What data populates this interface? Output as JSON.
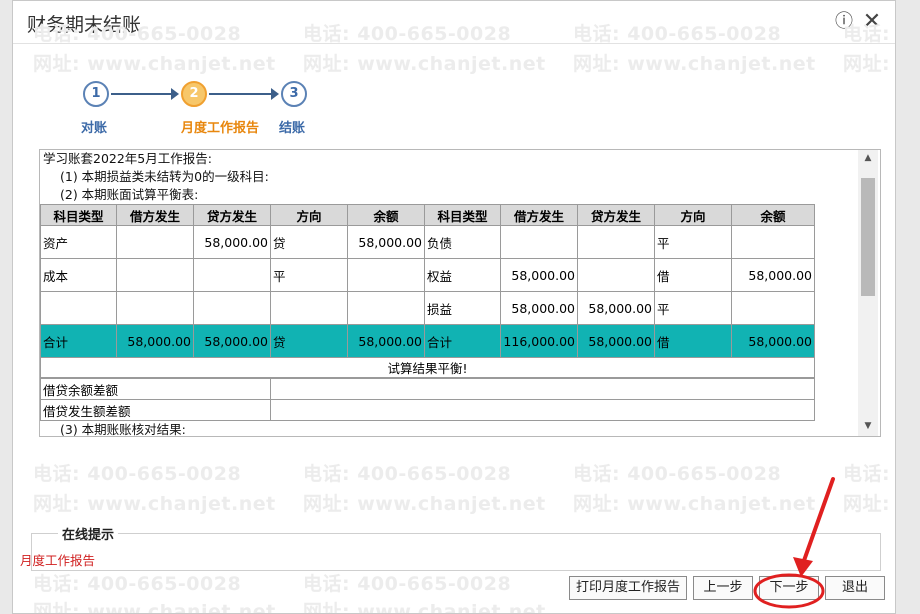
{
  "dialog": {
    "title": "财务期末结账"
  },
  "watermark": {
    "phone": "电话: 400-665-0028",
    "site": "网址: www.chanjet.net"
  },
  "steps": [
    {
      "number": "1",
      "label": "对账",
      "active": false
    },
    {
      "number": "2",
      "label": "月度工作报告",
      "active": true
    },
    {
      "number": "3",
      "label": "结账",
      "active": false
    }
  ],
  "report": {
    "heading": "学习账套2022年5月工作报告:",
    "item1": "(1) 本期损益类未结转为0的一级科目:",
    "item2": "(2) 本期账面试算平衡表:",
    "columns": [
      "科目类型",
      "借方发生",
      "贷方发生",
      "方向",
      "余额",
      "科目类型",
      "借方发生",
      "贷方发生",
      "方向",
      "余额"
    ],
    "rows": [
      [
        "资产",
        "",
        "58,000.00",
        "贷",
        "58,000.00",
        "负债",
        "",
        "",
        "平",
        ""
      ],
      [
        "成本",
        "",
        "",
        "平",
        "",
        "权益",
        "58,000.00",
        "",
        "借",
        "58,000.00"
      ],
      [
        "",
        "",
        "",
        "",
        "",
        "损益",
        "58,000.00",
        "58,000.00",
        "平",
        ""
      ]
    ],
    "total": [
      "合计",
      "58,000.00",
      "58,000.00",
      "贷",
      "58,000.00",
      "合计",
      "116,000.00",
      "58,000.00",
      "借",
      "58,000.00"
    ],
    "balance_result": "试算结果平衡!",
    "diff_rows": [
      "借贷余额差额",
      "借贷发生额差额"
    ],
    "item3": "(3) 本期账账核对结果:"
  },
  "tips": {
    "label": "在线提示",
    "text": "月度工作报告"
  },
  "buttons": {
    "print": "打印月度工作报告",
    "prev": "上一步",
    "next": "下一步",
    "exit": "退出"
  },
  "colors": {
    "total_row": "#11b3b3",
    "active_step": "#f0a030",
    "step": "#3c6aa8",
    "annotation": "#e02020"
  }
}
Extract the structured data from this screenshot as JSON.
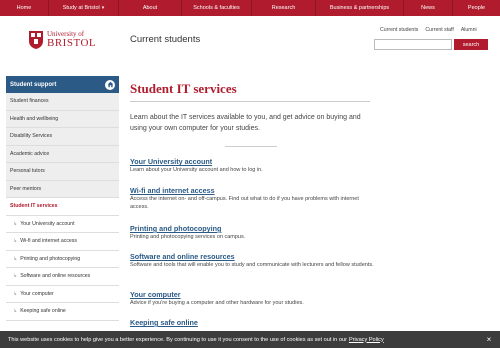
{
  "topnav": [
    {
      "label": "Home"
    },
    {
      "label": "Study at Bristol",
      "has_dropdown": true
    },
    {
      "label": "About"
    },
    {
      "label": "Schools & faculties"
    },
    {
      "label": "Research"
    },
    {
      "label": "Business & partnerships"
    },
    {
      "label": "News"
    },
    {
      "label": "People"
    }
  ],
  "header": {
    "logo_line1": "University of",
    "logo_line2": "BRISTOL",
    "site_title": "Current students",
    "util_links": [
      "Current students",
      "Current staff",
      "Alumni"
    ],
    "search_placeholder": "",
    "search_button": "search"
  },
  "sidebar": {
    "heading": "Student support",
    "items": [
      {
        "label": "Student finances",
        "type": "top"
      },
      {
        "label": "Health and wellbeing",
        "type": "top"
      },
      {
        "label": "Disability Services",
        "type": "top"
      },
      {
        "label": "Academic advice",
        "type": "top"
      },
      {
        "label": "Personal tutors",
        "type": "top"
      },
      {
        "label": "Peer mentors",
        "type": "top"
      },
      {
        "label": "Student IT services",
        "type": "active"
      },
      {
        "label": "Your University account",
        "type": "sub"
      },
      {
        "label": "Wi-fi and internet access",
        "type": "sub"
      },
      {
        "label": "Printing and photocopying",
        "type": "sub"
      },
      {
        "label": "Software and online resources",
        "type": "sub"
      },
      {
        "label": "Your computer",
        "type": "sub"
      },
      {
        "label": "Keeping safe online",
        "type": "sub"
      }
    ]
  },
  "main": {
    "title": "Student IT services",
    "intro": "Learn about the IT services available to you, and get advice on buying and using your own computer for your studies.",
    "sections": [
      {
        "title": "Your University account",
        "desc": "Learn about your University account and how to log in."
      },
      {
        "title": "Wi-fi and internet access",
        "desc": "Access the internet on- and off-campus. Find out what to do if you have problems with internet access."
      },
      {
        "title": "Printing and photocopying",
        "desc": "Printing and photocopying services on campus."
      },
      {
        "title": "Software and online resources",
        "desc": "Software and tools that will enable you to study and communicate with lecturers and fellow students."
      },
      {
        "title": "Your computer",
        "desc": "Advice if you're buying a computer and other hardware for your studies."
      },
      {
        "title": "Keeping safe online",
        "desc": ""
      }
    ]
  },
  "cookie": {
    "text": "This website uses cookies to help give you a better experience. By continuing to use it you consent to the use of cookies as set out in our",
    "policy_link": "Privacy Policy",
    "close_label": "×"
  },
  "colors": {
    "brand_red": "#b01c2e",
    "nav_blue": "#2b5a86",
    "cookie_bg": "#3c3c3c"
  }
}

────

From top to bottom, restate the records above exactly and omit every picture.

* Written reply
What data populates this interface? Output as JSON.
{
  "dialog": {
    "title": "财务期末结账"
  },
  "watermark": {
    "phone": "电话: 400-665-0028",
    "site": "网址: www.chanjet.net"
  },
  "steps": [
    {
      "number": "1",
      "label": "对账",
      "active": false
    },
    {
      "number": "2",
      "label": "月度工作报告",
      "active": true
    },
    {
      "number": "3",
      "label": "结账",
      "active": false
    }
  ],
  "report": {
    "heading": "学习账套2022年5月工作报告:",
    "item1": "(1) 本期损益类未结转为0的一级科目:",
    "item2": "(2) 本期账面试算平衡表:",
    "columns": [
      "科目类型",
      "借方发生",
      "贷方发生",
      "方向",
      "余额",
      "科目类型",
      "借方发生",
      "贷方发生",
      "方向",
      "余额"
    ],
    "rows": [
      [
        "资产",
        "",
        "58,000.00",
        "贷",
        "58,000.00",
        "负债",
        "",
        "",
        "平",
        ""
      ],
      [
        "成本",
        "",
        "",
        "平",
        "",
        "权益",
        "58,000.00",
        "",
        "借",
        "58,000.00"
      ],
      [
        "",
        "",
        "",
        "",
        "",
        "损益",
        "58,000.00",
        "58,000.00",
        "平",
        ""
      ]
    ],
    "total": [
      "合计",
      "58,000.00",
      "58,000.00",
      "贷",
      "58,000.00",
      "合计",
      "116,000.00",
      "58,000.00",
      "借",
      "58,000.00"
    ],
    "balance_result": "试算结果平衡!",
    "diff_rows": [
      "借贷余额差额",
      "借贷发生额差额"
    ],
    "item3": "(3) 本期账账核对结果:"
  },
  "tips": {
    "label": "在线提示",
    "text": "月度工作报告"
  },
  "buttons": {
    "print": "打印月度工作报告",
    "prev": "上一步",
    "next": "下一步",
    "exit": "退出"
  },
  "colors": {
    "total_row": "#11b3b3",
    "active_step": "#f0a030",
    "step": "#3c6aa8",
    "annotation": "#e02020"
  }
}
Extract the structured data from this screenshot as JSON.
{
  "topnav": [
    {
      "label": "Home"
    },
    {
      "label": "Study at Bristol",
      "has_dropdown": true
    },
    {
      "label": "About"
    },
    {
      "label": "Schools & faculties"
    },
    {
      "label": "Research"
    },
    {
      "label": "Business & partnerships"
    },
    {
      "label": "News"
    },
    {
      "label": "People"
    }
  ],
  "header": {
    "logo_line1": "University of",
    "logo_line2": "BRISTOL",
    "site_title": "Current students",
    "util_links": [
      "Current students",
      "Current staff",
      "Alumni"
    ],
    "search_placeholder": "",
    "search_button": "search"
  },
  "sidebar": {
    "heading": "Student support",
    "items": [
      {
        "label": "Student finances",
        "type": "top"
      },
      {
        "label": "Health and wellbeing",
        "type": "top"
      },
      {
        "label": "Disability Services",
        "type": "top"
      },
      {
        "label": "Academic advice",
        "type": "top"
      },
      {
        "label": "Personal tutors",
        "type": "top"
      },
      {
        "label": "Peer mentors",
        "type": "top"
      },
      {
        "label": "Student IT services",
        "type": "active"
      },
      {
        "label": "Your University account",
        "type": "sub"
      },
      {
        "label": "Wi-fi and internet access",
        "type": "sub"
      },
      {
        "label": "Printing and photocopying",
        "type": "sub"
      },
      {
        "label": "Software and online resources",
        "type": "sub"
      },
      {
        "label": "Your computer",
        "type": "sub"
      },
      {
        "label": "Keeping safe online",
        "type": "sub"
      }
    ]
  },
  "main": {
    "title": "Student IT services",
    "intro": "Learn about the IT services available to you, and get advice on buying and using your own computer for your studies.",
    "sections": [
      {
        "title": "Your University account",
        "desc": "Learn about your University account and how to log in."
      },
      {
        "title": "Wi-fi and internet access",
        "desc": "Access the internet on- and off-campus. Find out what to do if you have problems with internet access."
      },
      {
        "title": "Printing and photocopying",
        "desc": "Printing and photocopying services on campus."
      },
      {
        "title": "Software and online resources",
        "desc": "Software and tools that will enable you to study and communicate with lecturers and fellow students."
      },
      {
        "title": "Your computer",
        "desc": "Advice if you're buying a computer and other hardware for your studies."
      },
      {
        "title": "Keeping safe online",
        "desc": ""
      }
    ]
  },
  "cookie": {
    "text": "This website uses cookies to help give you a better experience. By continuing to use it you consent to the use of cookies as set out in our",
    "policy_link": "Privacy Policy",
    "close_label": "×"
  },
  "colors": {
    "brand_red": "#b01c2e",
    "nav_blue": "#2b5a86",
    "cookie_bg": "#3c3c3c"
  }
}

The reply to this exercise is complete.